— DATA SHOWN —
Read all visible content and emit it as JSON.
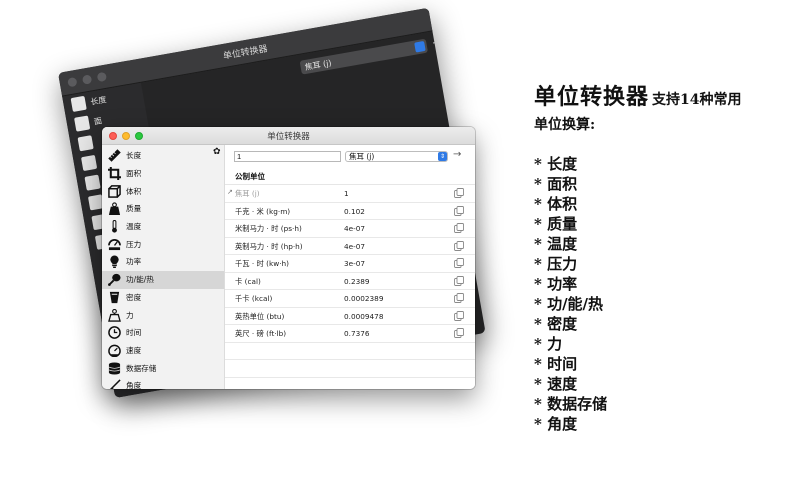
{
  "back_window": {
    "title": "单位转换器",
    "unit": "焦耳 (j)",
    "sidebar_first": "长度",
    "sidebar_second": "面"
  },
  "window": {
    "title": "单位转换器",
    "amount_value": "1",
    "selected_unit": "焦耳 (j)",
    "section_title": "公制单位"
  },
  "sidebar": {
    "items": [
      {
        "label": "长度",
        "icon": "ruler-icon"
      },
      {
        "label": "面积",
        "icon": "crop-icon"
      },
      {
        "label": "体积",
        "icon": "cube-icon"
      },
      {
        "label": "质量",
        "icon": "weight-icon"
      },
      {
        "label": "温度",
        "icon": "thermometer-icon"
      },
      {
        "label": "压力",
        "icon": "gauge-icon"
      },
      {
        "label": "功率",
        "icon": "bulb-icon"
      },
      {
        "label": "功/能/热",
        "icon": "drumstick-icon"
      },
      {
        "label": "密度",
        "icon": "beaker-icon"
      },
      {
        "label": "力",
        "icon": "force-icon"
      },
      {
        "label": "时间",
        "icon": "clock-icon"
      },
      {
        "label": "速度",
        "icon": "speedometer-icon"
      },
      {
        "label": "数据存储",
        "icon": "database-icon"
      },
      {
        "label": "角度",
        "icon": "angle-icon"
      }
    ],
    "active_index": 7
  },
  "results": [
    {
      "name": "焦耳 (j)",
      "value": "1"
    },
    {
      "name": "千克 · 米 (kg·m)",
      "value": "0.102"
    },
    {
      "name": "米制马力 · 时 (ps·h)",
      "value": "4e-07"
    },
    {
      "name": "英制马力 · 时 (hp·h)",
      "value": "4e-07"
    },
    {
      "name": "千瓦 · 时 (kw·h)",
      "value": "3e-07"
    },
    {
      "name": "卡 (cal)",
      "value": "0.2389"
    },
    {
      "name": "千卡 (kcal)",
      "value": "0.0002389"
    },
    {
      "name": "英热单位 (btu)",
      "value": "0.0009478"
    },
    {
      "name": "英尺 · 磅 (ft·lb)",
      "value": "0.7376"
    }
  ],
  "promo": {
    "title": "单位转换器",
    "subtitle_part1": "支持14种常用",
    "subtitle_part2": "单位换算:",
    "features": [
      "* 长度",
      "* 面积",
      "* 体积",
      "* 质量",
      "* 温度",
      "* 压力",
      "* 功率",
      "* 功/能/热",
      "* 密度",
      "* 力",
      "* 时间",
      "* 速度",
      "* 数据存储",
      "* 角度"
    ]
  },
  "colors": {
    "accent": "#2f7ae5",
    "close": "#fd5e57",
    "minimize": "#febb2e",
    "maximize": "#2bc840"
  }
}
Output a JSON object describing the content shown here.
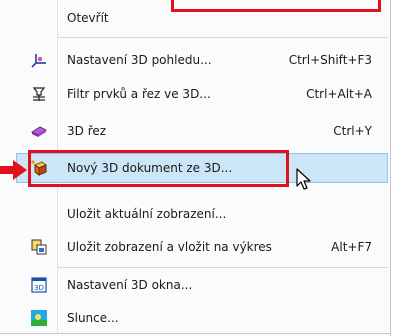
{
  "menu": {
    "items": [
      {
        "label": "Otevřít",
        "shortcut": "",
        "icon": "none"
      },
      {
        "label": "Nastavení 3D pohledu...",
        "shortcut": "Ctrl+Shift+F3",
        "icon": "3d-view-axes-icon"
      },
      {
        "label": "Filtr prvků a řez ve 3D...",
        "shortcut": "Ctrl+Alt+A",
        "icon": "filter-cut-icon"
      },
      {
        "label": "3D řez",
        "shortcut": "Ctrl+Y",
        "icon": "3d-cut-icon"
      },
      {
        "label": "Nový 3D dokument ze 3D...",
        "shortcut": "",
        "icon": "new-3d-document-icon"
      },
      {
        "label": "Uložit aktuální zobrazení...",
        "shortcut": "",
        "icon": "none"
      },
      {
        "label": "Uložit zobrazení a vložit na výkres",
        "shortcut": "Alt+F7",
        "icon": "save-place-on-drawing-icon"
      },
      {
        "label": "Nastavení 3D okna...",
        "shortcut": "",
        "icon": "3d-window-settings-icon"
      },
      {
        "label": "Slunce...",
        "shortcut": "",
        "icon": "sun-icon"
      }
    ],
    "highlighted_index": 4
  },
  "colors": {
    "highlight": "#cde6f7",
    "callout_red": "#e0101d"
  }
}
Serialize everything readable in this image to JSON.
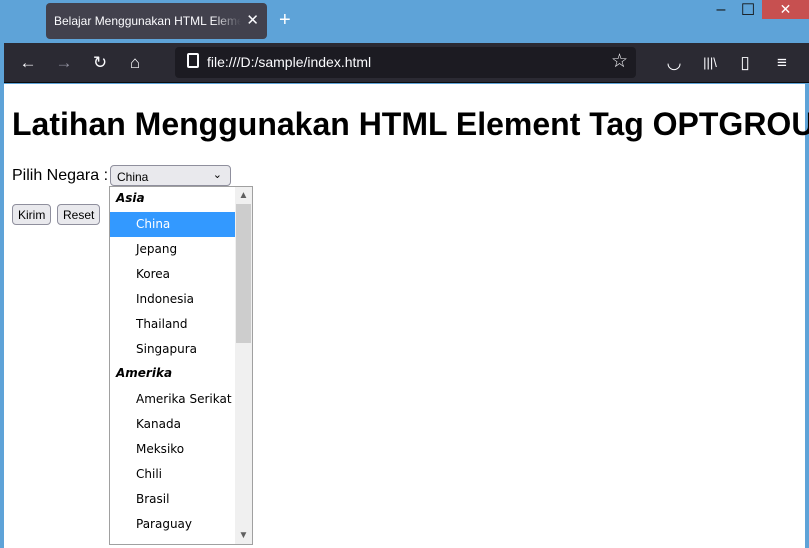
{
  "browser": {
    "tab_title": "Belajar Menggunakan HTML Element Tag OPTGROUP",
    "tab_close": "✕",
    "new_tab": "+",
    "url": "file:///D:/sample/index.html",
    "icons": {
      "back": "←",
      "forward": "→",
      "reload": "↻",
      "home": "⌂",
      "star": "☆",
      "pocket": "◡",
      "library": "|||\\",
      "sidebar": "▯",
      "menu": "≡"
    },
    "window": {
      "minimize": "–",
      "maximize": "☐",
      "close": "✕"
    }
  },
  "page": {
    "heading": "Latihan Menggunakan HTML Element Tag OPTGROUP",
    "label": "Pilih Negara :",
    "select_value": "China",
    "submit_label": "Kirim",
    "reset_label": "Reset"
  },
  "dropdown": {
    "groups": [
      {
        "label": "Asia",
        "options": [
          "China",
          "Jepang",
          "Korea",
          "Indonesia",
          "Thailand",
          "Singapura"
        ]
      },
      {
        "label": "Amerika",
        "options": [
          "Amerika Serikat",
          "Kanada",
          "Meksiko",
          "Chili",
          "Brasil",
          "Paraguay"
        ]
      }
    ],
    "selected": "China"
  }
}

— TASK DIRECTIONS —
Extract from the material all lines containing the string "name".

— RESULT FOR THIS EXERCISE —
      "name": "焦耳 (j)",
      "name": "千克 · 米 (kg·m)",
      "name": "米制马力 · 时 (ps·h)",
      "name": "英制马力 · 时 (hp·h)",
      "name": "千瓦 · 时 (kw·h)",
      "name": "卡 (cal)",
      "name": "千卡 (kcal)",
      "name": "英热单位 (btu)",
      "name": "英尺 · 磅 (ft·lb)",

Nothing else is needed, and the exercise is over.